11

The District of Columbia and Seventh Circuits have also reached the same result in cases almost identical to the one currently before us. In Washington v. District of Columbia, 802 F.2d 1478, 1479 (D.C.Cir.1986), and in Walker v. Rowe, 791 F.2d 507, 509 (7th Cir.), cert. denied, 479 U.S. 994, 107 S.Ct. 597, 93 L.Ed.2d 597 (1986), the courts were confronted with situations where inmates had killed or injured prison guards, and where the guards (or their estates) had alleged, as in the present appeal, that prison officials had adopted inadequate procedures that ultimately failed to prevent prisoners from procuring weapons. While the procedures adopted in both of the involved prisons were undoubtedly inadequate, both courts held that the reckless failure of state officials to remedy unsafe prison conditions did not deprive a prison guard of an interest protected by the Fourteenth Amendment.2 Washington, 802 F.2d at 1481 ("reckless failure"); Walker, 791 F.2d at 509 ("grossly negligent" failure, which defendants "knew ... increased the risk of injury" but "after full deliberation did nothing"). Section 1983 does not federalize tort law.
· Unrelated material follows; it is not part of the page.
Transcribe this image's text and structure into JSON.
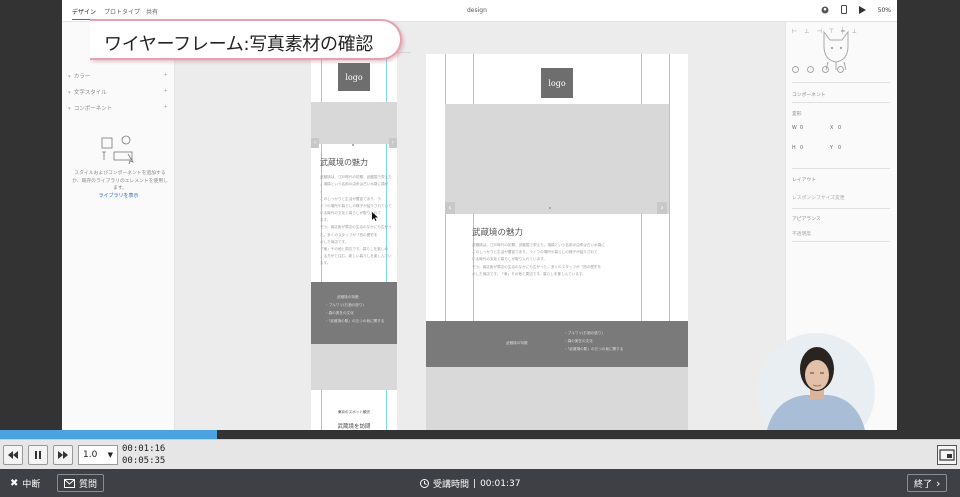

While reckless or grossly negligent conduct by government officials in charge of prisons may cause injury to prison guards by third persons, a claim against the officials on that basis falls "squarely within traditional state tort law." Washington, 802 F.2d at 1480.3 Although these cases seem to present an anomaly in that they appear to afford greater protection to prisoners than to prison guards, the affirmative duty to protect a prisoner (as well as a mental patient or other incarcerated person) arises only because of and "when the State by the affirmative exercise of its power so restrains an individual's liberty that it renders him unable to care for himself." DeShaney, 109 S.Ct. at 1005. By contrast, prison guards are employees who "enlisted, on terms they found satisfactory, and [who] were free to quit whenever they pleased." Washington, 802 F.2d at 1482; Walker, 791 F.2d at 511. We applied the same rationale in Rankin when we noted that the plaintiffs' decedent's "association with the [defendant city's] treatment plant is not alleged to have been any less voluntary than his relationship with a private employer would have been." Id., 762 F.2d at 449.4
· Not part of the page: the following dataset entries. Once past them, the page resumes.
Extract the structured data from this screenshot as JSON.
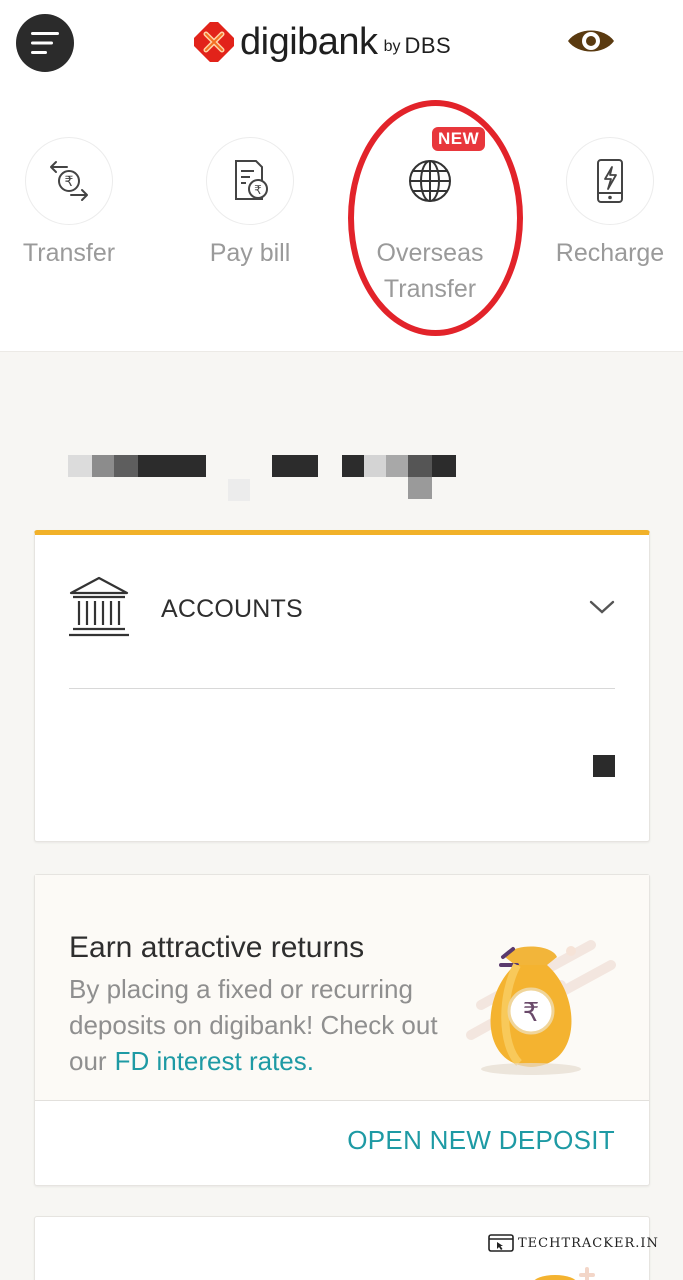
{
  "header": {
    "brand_word": "digibank",
    "brand_by": "by",
    "brand_dbs": "DBS",
    "menu_icon": "hamburger-icon",
    "eye_icon": "eye-icon"
  },
  "quick_actions": [
    {
      "label": "Transfer",
      "icon": "rupee-transfer-icon"
    },
    {
      "label": "Pay bill",
      "icon": "bill-rupee-icon"
    },
    {
      "label_line1": "Overseas",
      "label_line2": "Transfer",
      "icon": "globe-icon",
      "badge": "NEW"
    },
    {
      "label": "Recharge",
      "icon": "mobile-recharge-icon"
    }
  ],
  "accounts": {
    "title": "ACCOUNTS",
    "icon": "bank-building-icon"
  },
  "deposit": {
    "title": "Earn attractive returns",
    "body": "By placing a fixed or recurring deposits on digibank! Check out our",
    "link": "FD interest rates.",
    "button": "OPEN NEW DEPOSIT"
  },
  "watermark": "TECHTRACKER.IN",
  "colors": {
    "accent_teal": "#1e9aa4",
    "accent_gold": "#f1b129",
    "badge_red": "#e8373c",
    "annotation_red": "#e2232a",
    "brand_red": "#e2231a"
  }
}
12

This is not to say plaintiffs have no remedy against the Webb County officials. Instead, our decision merely restates the principle that there is a significant distinction between a tort and a constitutional wrong. Hull v. City of Duncanville, 678 F.2d 582, 584 (5th Cir.1982). We hold only that plaintiffs have no section 1983 claim. We make no comment as to the potential success or failure of a state law cause of action.

13
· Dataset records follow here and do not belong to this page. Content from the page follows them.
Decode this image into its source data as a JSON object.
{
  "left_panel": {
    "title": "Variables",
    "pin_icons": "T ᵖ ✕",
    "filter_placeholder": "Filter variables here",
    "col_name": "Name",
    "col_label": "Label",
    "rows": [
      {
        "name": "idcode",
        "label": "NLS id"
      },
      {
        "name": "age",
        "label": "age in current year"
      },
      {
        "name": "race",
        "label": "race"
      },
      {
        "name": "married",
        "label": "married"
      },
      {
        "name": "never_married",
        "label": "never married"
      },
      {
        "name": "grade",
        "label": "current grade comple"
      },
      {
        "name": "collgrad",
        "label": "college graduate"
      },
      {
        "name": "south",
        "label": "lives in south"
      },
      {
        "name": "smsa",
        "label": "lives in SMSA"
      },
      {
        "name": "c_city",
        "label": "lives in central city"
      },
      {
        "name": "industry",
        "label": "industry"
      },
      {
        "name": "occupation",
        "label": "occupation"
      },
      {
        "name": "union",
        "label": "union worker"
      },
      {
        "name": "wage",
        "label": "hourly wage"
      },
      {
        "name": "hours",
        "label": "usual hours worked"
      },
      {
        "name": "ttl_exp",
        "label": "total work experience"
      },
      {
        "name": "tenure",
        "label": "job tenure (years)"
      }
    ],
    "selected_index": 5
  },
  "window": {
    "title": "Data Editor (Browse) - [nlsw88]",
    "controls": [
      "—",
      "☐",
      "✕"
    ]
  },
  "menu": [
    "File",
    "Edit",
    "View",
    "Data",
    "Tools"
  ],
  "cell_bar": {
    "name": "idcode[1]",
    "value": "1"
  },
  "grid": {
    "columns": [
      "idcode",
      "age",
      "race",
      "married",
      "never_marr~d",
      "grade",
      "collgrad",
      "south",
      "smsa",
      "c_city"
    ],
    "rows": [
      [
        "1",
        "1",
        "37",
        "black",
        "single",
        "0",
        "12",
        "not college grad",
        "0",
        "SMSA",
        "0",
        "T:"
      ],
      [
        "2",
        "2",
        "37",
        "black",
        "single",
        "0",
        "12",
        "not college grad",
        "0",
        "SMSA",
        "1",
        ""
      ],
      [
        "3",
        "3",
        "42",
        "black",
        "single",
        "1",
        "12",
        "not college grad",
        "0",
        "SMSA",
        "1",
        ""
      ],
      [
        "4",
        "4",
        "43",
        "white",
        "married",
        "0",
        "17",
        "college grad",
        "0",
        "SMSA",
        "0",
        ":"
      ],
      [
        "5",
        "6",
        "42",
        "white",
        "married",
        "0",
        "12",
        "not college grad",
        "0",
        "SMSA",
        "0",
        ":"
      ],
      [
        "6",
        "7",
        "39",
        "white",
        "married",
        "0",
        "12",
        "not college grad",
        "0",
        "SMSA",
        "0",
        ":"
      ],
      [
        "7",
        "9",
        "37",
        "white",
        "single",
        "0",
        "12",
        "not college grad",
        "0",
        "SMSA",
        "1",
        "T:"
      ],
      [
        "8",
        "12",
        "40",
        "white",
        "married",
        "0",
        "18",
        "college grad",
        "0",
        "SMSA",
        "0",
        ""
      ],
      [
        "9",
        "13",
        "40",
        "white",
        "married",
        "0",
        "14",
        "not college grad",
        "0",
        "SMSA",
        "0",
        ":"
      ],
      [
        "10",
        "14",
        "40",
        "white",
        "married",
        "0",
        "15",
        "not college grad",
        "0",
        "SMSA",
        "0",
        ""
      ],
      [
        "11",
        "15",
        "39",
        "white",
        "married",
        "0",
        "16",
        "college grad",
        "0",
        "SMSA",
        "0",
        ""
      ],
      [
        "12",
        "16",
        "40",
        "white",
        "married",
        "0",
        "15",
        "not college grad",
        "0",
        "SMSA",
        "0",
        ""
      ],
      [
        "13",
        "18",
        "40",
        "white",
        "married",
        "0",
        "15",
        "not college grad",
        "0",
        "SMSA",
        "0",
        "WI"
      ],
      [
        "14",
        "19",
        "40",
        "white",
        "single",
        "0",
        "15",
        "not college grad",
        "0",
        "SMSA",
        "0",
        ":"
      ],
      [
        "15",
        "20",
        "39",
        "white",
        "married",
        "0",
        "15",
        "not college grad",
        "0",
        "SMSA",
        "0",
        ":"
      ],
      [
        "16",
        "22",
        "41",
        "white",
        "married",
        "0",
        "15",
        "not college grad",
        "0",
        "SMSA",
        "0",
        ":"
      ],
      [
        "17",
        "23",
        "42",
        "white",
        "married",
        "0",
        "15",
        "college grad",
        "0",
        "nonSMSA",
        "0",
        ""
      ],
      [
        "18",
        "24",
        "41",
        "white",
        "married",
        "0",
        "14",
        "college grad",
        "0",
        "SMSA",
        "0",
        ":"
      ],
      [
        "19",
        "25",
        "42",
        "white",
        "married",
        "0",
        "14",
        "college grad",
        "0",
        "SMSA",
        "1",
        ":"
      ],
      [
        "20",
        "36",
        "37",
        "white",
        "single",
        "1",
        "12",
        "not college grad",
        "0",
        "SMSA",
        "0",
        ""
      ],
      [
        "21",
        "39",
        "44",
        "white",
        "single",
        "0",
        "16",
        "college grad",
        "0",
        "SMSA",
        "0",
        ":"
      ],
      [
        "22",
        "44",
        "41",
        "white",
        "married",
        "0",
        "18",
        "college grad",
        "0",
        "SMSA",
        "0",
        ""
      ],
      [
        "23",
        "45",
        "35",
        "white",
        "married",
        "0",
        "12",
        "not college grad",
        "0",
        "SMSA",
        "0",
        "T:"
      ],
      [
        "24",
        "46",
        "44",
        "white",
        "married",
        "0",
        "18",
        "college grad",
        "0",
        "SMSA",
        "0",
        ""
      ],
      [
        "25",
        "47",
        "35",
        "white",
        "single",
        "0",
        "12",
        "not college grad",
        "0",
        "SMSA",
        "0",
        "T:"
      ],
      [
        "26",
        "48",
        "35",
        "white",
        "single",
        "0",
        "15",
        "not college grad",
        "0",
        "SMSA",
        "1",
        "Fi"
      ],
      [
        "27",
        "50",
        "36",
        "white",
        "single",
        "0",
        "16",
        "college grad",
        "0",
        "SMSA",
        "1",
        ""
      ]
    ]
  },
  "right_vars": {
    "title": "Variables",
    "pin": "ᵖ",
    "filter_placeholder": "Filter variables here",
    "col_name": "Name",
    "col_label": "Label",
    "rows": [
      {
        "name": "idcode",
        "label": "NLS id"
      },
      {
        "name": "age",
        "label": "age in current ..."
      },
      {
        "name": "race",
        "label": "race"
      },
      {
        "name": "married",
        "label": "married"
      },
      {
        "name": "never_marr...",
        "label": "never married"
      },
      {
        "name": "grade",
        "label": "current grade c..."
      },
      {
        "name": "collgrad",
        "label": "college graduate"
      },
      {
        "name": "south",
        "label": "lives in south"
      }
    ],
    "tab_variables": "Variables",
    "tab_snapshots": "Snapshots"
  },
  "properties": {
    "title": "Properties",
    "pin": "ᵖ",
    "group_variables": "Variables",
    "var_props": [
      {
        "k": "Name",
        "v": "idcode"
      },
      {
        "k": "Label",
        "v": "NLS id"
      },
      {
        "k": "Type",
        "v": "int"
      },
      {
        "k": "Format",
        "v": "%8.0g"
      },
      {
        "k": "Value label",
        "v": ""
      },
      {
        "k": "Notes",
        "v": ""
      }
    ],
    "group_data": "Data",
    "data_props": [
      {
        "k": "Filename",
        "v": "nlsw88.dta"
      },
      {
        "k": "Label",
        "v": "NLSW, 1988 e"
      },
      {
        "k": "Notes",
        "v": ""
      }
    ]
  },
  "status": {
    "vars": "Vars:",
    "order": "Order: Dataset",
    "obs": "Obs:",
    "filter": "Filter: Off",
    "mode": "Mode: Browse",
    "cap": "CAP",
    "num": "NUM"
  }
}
For the foregoing reasons, the judgment of the district court is

14

AFFIRMED.

1

The Laredo SWAT team prevented the prisoners' escape. The inmate who killed Herrera was sentenced to death

2

In Walker, the case went to trial and the jury awarded the guards approximately $850,000. Washington, like the present case, was dismissed for failure to state a claim. Despite this difference, analysis of the primary issue is identical

3

At least this is so where the officials' conduct is not for the actual purpose or with the actual intent of bringing about injury to the guards in the sense that, absent such purpose or intent, the complained of conduct (or failure to act) would not have occurred. No such actual purpose or intent of defendants to injure the detention officers is suggested here

4

It is immaterial for this purpose that jail regulations may have prevented the detention officers from carrying firearms or required them to be present at certain locations or the like; the guards were nonetheless free to quit. Nothing suggests any claim to the contrary